#### [What to work on]
Whenever a line in the entries below includes the string "JSON", count that line. Report the total alone.

(Records from a collection)
--- --- ---

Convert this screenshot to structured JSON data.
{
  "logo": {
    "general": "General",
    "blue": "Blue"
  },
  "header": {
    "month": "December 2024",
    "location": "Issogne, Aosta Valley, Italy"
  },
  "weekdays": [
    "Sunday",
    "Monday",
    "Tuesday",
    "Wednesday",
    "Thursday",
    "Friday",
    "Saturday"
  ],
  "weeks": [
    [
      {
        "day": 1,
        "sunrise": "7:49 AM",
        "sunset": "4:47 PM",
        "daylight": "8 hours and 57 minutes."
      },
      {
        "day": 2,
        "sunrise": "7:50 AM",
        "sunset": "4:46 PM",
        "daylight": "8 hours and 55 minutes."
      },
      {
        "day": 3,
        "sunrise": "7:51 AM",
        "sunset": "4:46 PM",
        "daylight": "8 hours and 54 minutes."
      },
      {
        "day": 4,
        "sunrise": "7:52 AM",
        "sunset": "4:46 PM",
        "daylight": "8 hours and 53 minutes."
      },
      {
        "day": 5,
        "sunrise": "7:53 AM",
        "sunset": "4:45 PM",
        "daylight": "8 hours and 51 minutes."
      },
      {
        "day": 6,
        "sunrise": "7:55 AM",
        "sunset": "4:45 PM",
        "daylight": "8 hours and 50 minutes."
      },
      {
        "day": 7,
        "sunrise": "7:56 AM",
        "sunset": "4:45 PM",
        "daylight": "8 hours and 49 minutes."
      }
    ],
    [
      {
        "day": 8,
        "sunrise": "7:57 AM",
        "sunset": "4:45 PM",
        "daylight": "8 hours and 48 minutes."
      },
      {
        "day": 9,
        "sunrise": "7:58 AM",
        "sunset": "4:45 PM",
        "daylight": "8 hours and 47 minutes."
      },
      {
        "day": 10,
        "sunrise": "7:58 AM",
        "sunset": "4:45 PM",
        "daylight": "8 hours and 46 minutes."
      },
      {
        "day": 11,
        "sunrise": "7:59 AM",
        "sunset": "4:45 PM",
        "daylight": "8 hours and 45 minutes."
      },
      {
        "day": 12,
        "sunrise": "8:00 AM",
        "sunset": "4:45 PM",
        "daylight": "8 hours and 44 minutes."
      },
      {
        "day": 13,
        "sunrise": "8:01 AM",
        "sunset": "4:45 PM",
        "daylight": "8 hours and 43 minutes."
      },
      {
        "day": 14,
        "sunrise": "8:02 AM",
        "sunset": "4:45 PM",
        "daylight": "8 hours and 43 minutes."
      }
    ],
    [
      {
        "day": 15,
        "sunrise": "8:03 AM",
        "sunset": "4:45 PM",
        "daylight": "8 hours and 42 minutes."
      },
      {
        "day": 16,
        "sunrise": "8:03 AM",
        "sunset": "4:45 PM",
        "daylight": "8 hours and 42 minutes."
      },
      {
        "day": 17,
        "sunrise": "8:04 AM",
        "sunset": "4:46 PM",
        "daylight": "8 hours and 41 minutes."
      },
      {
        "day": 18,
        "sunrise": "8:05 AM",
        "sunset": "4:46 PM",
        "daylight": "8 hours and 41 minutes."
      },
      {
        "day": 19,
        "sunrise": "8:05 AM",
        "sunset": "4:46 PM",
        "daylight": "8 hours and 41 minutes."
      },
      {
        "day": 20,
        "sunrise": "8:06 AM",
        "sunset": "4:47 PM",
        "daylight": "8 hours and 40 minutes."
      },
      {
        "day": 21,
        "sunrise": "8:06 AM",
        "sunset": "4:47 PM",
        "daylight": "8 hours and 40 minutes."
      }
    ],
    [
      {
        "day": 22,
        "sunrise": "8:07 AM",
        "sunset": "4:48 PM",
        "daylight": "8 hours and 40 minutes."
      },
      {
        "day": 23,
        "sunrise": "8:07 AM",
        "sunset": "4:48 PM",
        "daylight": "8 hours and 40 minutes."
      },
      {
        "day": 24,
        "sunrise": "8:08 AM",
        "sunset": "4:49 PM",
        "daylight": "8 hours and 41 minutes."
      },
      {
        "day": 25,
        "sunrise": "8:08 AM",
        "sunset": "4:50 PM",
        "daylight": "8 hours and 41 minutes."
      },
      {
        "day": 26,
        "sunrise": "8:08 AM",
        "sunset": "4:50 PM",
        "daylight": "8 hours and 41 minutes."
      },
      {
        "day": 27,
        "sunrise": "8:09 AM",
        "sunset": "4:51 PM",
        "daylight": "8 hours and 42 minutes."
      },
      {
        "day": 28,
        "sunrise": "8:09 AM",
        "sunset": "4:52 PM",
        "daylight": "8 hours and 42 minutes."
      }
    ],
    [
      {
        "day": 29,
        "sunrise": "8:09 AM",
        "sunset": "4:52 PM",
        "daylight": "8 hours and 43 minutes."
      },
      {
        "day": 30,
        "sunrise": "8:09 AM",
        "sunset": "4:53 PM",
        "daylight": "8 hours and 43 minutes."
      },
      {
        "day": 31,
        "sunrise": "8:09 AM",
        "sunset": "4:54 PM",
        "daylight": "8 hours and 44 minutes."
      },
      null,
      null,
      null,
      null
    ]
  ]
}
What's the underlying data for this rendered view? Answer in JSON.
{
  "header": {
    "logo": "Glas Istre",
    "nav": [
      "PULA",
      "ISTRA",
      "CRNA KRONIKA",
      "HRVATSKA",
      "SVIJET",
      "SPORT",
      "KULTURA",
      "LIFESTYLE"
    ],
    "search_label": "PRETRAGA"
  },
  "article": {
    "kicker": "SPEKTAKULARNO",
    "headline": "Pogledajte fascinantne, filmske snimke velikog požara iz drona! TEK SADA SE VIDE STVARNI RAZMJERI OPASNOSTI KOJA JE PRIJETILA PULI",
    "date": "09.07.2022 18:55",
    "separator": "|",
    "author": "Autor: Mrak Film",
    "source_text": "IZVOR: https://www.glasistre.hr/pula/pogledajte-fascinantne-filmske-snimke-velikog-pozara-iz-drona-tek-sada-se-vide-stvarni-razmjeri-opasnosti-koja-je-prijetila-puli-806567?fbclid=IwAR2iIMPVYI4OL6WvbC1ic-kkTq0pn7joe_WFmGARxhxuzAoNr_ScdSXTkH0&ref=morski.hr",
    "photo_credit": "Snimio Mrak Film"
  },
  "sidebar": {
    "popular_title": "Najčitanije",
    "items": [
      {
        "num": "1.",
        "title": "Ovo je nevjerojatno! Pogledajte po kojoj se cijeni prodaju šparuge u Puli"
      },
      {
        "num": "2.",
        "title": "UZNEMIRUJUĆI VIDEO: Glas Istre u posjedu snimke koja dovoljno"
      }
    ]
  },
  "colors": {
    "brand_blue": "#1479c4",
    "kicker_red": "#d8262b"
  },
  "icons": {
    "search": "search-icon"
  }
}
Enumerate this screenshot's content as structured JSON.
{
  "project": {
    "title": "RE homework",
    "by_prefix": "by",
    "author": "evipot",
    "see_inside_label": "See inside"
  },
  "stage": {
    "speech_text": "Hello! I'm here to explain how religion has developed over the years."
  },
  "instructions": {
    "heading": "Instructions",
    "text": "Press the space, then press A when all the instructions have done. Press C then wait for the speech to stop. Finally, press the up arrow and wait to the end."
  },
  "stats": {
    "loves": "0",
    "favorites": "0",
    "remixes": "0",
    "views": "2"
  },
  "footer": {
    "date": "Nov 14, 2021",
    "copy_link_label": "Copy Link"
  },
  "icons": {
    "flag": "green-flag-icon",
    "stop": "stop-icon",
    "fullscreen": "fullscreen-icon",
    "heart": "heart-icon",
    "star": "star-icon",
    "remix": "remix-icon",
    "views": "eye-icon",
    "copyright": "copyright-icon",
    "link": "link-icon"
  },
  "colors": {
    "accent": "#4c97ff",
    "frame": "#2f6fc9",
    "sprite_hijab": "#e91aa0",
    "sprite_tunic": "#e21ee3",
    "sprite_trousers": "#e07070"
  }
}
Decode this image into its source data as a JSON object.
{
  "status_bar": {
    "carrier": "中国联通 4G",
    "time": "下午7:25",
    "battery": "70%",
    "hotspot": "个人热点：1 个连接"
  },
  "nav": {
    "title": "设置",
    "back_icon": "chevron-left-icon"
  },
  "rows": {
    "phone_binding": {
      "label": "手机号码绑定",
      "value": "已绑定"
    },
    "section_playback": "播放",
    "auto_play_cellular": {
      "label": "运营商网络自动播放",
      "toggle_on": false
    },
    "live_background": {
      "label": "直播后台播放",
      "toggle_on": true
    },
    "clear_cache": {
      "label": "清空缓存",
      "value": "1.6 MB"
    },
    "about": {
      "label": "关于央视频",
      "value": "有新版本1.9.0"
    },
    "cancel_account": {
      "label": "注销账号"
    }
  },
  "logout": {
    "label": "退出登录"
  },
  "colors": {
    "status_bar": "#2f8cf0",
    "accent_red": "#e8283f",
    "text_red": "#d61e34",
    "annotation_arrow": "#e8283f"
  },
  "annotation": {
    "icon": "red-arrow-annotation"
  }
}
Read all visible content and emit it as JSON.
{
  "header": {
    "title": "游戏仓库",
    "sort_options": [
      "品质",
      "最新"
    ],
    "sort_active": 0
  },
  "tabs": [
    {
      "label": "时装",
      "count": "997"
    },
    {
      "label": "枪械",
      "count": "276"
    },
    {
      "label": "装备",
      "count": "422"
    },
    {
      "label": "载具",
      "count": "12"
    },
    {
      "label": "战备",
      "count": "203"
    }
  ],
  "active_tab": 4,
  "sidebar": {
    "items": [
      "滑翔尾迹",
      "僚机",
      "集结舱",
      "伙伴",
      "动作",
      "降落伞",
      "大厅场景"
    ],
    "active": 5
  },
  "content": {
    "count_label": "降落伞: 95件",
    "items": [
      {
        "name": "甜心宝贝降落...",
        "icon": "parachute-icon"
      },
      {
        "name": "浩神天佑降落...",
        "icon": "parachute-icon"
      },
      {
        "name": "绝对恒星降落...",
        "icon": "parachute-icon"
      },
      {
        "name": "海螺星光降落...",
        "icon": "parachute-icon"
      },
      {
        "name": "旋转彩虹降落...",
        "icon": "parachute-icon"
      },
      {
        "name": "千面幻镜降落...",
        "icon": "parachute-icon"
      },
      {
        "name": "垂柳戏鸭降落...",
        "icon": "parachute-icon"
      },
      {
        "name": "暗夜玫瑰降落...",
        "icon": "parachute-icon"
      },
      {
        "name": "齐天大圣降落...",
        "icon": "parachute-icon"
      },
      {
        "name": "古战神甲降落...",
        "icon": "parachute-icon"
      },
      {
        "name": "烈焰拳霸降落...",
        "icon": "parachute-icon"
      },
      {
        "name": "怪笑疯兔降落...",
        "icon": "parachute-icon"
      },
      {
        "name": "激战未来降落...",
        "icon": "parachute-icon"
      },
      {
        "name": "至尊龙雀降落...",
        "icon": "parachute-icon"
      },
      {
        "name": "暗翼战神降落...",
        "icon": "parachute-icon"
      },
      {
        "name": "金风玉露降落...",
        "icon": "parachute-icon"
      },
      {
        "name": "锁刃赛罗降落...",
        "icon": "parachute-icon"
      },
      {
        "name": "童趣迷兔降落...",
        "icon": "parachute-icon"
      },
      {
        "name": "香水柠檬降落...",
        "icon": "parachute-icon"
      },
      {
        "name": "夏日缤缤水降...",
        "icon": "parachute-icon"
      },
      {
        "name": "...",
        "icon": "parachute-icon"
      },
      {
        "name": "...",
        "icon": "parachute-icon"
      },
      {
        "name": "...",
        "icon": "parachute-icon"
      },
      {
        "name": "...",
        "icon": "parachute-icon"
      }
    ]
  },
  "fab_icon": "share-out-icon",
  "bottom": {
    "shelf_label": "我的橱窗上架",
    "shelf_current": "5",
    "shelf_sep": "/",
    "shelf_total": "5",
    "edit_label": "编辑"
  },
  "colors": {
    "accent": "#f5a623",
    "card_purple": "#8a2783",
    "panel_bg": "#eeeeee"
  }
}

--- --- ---

#### [Solution for this task]
5